HANGZHOU: Alibaba, the Chinese e-commerce giant, has a wide portfolio of interests, including cloud computing and entertainment, but now the company’s leadership team has revealed plans for it to expand into brick-and-mortar stores.
Among other subjects covered in interviews with Bloomberg on the 18th anniversary of the company’s foundation, Chairman Jack Ma, Vice Chairman Joseph Tsai and CEO Daniel Zhang outlined their thoughts about a new type of shopping mall.
Coming just a month after arch rival Amazon acquired Whole Foods Market in a $13.7bn deal, Tsai pointed to how Alibaba’s Hema supermarket chain doubles up as last-mile delivery fulfillment centres where goods can be delivered to customers within 30 minutes.
Alibaba’s new retail strategy already entails the aim of blending online and offline shopping at its Hema chain – for example, customers can order groceries via mobile apps and use barcodes to scan products for information – but Alibaba wants to adopt a similar model for shopping malls.
“In the mall context, you have similar ideas where the mall location should be able to serve both an in-store type of use case, but also if you don’t feel like going to the mall, you can order and if the mall is located near your home, we can deliver the items to your home,” Tsai explained.
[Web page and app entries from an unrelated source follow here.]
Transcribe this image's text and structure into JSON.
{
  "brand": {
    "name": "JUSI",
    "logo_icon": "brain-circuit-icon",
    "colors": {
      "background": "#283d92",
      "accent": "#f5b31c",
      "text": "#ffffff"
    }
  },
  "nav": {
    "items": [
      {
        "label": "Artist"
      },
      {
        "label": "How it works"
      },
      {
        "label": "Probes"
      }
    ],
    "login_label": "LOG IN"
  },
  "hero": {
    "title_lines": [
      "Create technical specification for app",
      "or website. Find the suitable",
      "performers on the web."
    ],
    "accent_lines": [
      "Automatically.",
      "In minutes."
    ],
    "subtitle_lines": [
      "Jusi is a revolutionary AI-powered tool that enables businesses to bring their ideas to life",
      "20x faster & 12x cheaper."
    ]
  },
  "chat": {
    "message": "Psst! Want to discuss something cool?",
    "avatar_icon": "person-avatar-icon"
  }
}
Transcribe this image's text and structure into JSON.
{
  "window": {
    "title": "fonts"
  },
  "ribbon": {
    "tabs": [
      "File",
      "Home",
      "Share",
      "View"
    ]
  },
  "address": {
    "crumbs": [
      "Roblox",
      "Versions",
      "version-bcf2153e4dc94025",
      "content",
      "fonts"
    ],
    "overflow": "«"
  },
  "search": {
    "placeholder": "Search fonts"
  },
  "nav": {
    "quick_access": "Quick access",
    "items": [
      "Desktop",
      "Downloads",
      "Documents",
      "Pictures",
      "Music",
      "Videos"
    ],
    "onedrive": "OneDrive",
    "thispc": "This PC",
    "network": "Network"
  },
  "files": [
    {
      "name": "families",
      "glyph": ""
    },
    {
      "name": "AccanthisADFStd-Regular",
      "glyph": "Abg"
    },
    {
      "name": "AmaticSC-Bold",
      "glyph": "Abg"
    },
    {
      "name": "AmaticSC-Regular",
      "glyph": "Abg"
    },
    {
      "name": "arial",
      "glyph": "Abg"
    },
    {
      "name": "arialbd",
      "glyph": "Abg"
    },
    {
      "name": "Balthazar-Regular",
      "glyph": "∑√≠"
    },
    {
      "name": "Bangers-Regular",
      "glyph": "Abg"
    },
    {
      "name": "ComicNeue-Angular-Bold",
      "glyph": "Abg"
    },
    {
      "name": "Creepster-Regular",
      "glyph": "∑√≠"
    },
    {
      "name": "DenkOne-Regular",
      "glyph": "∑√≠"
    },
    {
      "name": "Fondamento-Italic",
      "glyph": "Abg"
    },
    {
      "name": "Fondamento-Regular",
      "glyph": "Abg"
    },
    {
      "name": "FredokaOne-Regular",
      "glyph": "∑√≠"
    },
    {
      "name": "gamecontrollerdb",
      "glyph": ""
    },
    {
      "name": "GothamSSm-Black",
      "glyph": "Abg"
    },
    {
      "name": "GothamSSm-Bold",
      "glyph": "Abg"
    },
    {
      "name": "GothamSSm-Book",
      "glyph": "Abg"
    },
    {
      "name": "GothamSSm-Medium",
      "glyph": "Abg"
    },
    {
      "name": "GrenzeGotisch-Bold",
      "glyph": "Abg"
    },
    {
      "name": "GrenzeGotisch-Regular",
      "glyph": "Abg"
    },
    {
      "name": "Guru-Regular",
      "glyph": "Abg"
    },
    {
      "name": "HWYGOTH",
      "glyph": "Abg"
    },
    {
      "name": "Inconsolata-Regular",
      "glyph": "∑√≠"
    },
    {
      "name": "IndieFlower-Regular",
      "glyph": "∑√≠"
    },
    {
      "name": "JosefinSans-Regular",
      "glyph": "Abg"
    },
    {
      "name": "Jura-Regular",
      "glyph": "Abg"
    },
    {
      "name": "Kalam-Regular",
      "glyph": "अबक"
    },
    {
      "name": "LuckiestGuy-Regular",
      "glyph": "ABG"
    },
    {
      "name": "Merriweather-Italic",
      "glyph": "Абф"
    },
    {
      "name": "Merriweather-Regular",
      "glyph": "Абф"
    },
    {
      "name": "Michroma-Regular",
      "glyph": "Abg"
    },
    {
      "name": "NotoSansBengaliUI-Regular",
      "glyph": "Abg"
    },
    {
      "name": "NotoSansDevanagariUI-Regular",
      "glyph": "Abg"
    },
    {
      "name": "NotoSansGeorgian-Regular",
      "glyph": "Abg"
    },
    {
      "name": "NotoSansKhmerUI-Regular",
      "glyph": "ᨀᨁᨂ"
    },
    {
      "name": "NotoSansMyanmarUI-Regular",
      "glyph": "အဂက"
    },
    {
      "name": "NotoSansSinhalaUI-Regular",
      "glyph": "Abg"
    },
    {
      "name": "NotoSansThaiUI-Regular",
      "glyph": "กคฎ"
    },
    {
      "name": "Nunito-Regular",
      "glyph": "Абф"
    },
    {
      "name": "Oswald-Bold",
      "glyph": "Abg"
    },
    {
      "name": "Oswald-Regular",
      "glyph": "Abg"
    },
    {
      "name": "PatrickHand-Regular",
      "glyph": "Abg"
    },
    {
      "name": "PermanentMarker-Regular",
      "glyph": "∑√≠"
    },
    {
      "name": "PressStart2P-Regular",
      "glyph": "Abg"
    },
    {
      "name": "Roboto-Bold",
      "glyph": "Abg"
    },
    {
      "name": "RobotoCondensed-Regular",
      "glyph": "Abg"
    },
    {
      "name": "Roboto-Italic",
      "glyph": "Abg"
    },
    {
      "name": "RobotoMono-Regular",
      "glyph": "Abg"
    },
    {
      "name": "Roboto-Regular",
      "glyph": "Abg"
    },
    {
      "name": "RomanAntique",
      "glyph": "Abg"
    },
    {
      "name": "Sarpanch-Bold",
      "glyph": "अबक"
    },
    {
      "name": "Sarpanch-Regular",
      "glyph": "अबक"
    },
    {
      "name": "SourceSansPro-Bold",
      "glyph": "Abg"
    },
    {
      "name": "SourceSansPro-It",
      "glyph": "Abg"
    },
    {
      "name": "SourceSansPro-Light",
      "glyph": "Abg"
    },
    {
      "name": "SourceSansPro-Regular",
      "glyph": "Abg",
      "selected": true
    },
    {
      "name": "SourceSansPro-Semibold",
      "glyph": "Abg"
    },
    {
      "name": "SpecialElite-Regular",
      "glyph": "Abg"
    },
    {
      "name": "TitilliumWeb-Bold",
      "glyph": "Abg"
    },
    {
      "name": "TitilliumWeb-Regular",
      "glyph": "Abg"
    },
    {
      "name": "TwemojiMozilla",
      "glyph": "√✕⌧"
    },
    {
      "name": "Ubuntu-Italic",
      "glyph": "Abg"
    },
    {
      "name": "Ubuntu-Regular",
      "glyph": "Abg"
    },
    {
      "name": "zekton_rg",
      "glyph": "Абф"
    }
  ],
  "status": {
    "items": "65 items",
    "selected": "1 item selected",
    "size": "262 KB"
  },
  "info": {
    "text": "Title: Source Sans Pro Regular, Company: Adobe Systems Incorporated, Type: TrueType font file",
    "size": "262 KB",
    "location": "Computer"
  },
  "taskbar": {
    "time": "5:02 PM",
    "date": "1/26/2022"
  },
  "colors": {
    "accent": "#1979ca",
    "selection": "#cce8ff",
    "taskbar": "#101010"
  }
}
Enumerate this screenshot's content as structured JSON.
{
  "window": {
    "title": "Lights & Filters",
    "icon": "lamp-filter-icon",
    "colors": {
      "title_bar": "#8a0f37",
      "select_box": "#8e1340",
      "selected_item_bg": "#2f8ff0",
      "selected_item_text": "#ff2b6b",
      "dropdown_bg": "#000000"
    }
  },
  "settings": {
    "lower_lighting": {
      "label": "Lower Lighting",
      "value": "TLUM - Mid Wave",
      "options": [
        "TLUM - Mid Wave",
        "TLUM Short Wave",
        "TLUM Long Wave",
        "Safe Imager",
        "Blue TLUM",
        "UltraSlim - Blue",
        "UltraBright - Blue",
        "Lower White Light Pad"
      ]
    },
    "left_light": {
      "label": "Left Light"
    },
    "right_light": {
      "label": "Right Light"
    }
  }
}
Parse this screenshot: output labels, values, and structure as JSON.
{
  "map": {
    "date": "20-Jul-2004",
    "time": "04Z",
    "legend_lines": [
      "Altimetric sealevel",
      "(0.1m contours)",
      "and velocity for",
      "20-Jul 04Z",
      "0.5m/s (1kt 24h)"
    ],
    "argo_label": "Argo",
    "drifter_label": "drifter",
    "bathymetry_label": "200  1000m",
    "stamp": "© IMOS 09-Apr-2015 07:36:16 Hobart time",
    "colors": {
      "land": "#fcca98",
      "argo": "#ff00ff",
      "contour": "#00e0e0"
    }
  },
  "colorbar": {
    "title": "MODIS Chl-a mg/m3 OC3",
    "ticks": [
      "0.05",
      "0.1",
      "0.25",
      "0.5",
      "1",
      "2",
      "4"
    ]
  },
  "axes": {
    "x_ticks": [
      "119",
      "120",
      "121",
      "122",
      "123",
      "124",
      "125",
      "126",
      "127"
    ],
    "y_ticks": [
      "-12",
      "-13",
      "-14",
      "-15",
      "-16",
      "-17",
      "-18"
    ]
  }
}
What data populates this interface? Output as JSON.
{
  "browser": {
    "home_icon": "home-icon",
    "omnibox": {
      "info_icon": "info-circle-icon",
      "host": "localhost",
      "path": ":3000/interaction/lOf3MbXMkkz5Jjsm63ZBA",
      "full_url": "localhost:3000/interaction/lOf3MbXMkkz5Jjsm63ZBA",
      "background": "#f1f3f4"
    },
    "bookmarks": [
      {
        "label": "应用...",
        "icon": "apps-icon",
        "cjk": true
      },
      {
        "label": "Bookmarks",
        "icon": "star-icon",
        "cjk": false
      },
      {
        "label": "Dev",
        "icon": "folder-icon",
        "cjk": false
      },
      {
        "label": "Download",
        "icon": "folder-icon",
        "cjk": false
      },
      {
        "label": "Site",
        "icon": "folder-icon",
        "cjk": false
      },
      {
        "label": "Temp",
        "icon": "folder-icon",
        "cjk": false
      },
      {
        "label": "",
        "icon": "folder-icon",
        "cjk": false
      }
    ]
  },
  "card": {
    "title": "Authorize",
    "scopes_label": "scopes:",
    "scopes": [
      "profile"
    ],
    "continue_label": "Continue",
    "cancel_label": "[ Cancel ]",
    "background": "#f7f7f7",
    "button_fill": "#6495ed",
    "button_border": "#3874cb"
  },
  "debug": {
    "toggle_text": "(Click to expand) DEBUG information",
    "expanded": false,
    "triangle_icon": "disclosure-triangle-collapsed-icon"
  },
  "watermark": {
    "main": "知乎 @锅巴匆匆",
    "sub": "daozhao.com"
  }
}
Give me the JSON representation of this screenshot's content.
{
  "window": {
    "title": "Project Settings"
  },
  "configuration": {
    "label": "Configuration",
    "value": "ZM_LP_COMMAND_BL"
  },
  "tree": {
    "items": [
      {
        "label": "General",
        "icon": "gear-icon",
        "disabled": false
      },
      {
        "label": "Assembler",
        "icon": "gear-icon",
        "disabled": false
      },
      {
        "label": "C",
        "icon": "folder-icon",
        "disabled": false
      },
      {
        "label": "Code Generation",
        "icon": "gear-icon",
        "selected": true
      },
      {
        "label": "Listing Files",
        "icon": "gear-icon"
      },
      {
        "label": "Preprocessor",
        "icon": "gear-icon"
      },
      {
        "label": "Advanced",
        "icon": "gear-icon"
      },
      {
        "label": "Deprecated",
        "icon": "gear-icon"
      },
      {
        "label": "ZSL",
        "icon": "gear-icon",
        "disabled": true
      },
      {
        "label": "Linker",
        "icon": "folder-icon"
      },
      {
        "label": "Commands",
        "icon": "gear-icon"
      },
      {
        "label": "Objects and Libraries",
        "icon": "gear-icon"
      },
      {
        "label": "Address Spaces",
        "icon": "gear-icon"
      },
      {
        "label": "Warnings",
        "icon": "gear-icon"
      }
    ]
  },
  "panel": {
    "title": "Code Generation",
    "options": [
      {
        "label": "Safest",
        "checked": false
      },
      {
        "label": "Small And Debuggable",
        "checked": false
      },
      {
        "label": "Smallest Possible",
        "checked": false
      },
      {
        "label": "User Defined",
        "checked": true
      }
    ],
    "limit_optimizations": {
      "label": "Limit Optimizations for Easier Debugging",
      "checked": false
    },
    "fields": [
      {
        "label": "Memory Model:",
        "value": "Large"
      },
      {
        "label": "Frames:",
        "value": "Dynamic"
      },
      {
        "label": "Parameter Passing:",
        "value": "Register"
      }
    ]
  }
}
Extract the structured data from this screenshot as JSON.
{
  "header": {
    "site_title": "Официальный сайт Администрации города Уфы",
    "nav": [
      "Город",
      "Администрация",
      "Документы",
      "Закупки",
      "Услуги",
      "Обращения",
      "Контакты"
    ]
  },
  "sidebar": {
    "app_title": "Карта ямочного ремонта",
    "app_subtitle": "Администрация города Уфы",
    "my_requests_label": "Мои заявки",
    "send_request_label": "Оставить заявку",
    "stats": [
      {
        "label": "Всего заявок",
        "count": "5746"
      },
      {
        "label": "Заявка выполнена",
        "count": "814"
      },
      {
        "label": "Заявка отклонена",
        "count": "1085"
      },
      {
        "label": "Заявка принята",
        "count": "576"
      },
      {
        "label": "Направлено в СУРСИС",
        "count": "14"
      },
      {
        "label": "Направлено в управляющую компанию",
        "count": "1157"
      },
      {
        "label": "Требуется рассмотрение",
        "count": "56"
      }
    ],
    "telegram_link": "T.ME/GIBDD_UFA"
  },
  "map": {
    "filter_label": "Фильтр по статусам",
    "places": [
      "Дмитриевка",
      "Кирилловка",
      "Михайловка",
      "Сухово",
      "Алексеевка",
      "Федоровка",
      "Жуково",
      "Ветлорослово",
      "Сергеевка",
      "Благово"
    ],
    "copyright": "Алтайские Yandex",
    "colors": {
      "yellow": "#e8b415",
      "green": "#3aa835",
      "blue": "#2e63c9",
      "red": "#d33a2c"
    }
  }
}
“The mall type of thing will cover a lot more categories, a lot more products. It’ll be consumer staples, it’ll be apparel, it’ll be consumer electronics. We’re hoping to expand through the mall effort, into more categories,” he added.
CEO Zhang then expanded on how Alibaba plans to leverage its physical stores, which may involve partnerships rather than a wholly owned network, to meet last-mile delivery expectations.
“Today if you look at the volume of the packages generated from our platform, it is about 55m a day and we strongly believe that this can grow to one billion, some years later,” he said.
“The size of the retail business in China is about 30tr yuan ($4.6 trillion). The question is, how do you redefine smarter package delivery? You don’t have to get the package and fly it from one warehouse to another city for a 200km delivery,” he continued.
“You can deliver from the store nearby. It still creates a lot of new packages shipped, but very conveniently. So, today, all these logistics systems should be integrated into the commerce system.”
Data sourced from Bloomberg; additional content by WARC staff